Listen to a recording of Peggy Burrow’s story here – her words spoken by Faye Turtle a young actress from Buxton Youth Theatre and introduced by Kerry Allsop.


Read a transcript of Peggy’s account below.


Peggy Burrow’s (Nee Marsden’s) account of the pit disaster in January 1937

I was up at the shop when the Markham pit sirens began to ring. We were all aware in those days that this was a sign of accidents in the mines, so I ran home and threw the shopping on the table and told my Mum that I was going down the pit. 

I went down to Markham pit number 2 and stayed there all day as I knew my Dad was working down there that day. There were many more people gathered there waiting to see what had happened. 

We were all waiting, what seemed like an eternity before the injured men started to be brought out and there were ambulances waiting to take these injured men to hospital. 

It was around 6pm at night when a local policeman tapped me on the shoulder and said my Mum wanted me to go home. When I got home the police had already told my Mum that my dad had been injured and was in hospital. 

Mum asked my Auntie Jessie to look after me and my sister June while she went to the hospital. 

My Mum was at the hospital for a long time and she had to come home to find someone else to look after me and my sister. I wanted to go back with mum to see my Dad, however my Dad asked my Mum not to take me because he was too badly injured. 

Whilst Mum was at home my Dad died.

There were many sad things about my Dad’s death, he should not have been there as he swapped shifts with a friend. That friend died the following year in the 1938 pit disaster. 

My Mum got up with him that morning and that was unusual as she would not normally get up with him that early. 

I saw my Dad being brought out as he was the first to be brought out, but at the time I didn’t know it was him. 

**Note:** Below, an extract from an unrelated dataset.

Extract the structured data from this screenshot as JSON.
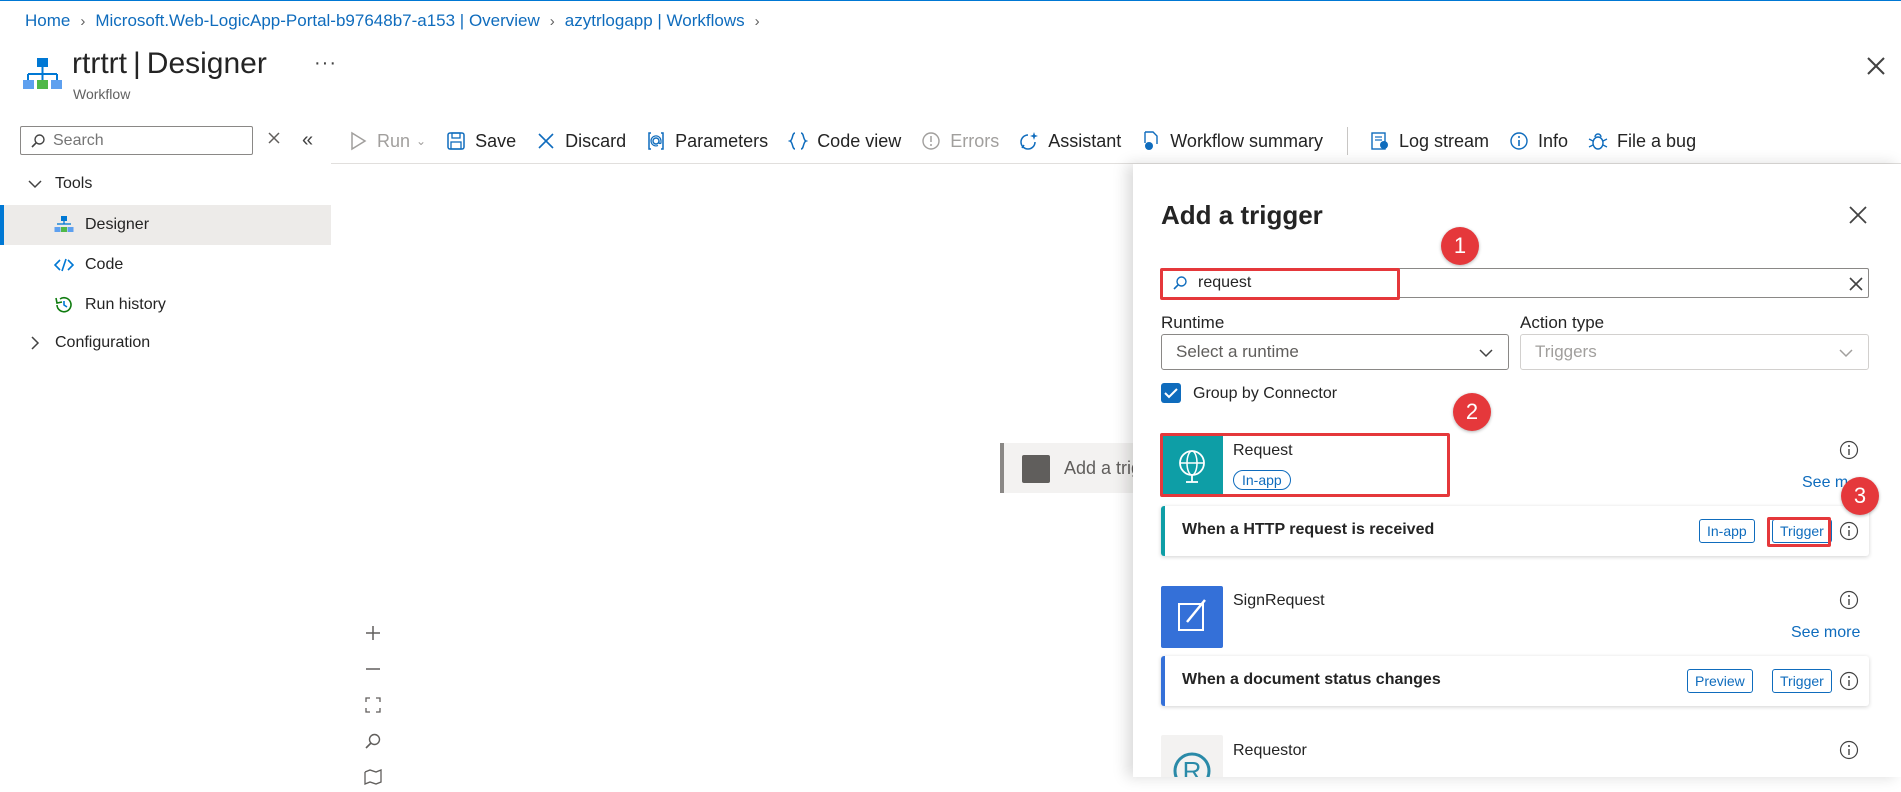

I was 12 years old when the disaster happened, however I can remember it like it was yesterday. 

I am now 93 and the upset and pain from that day is still fresh in my mind.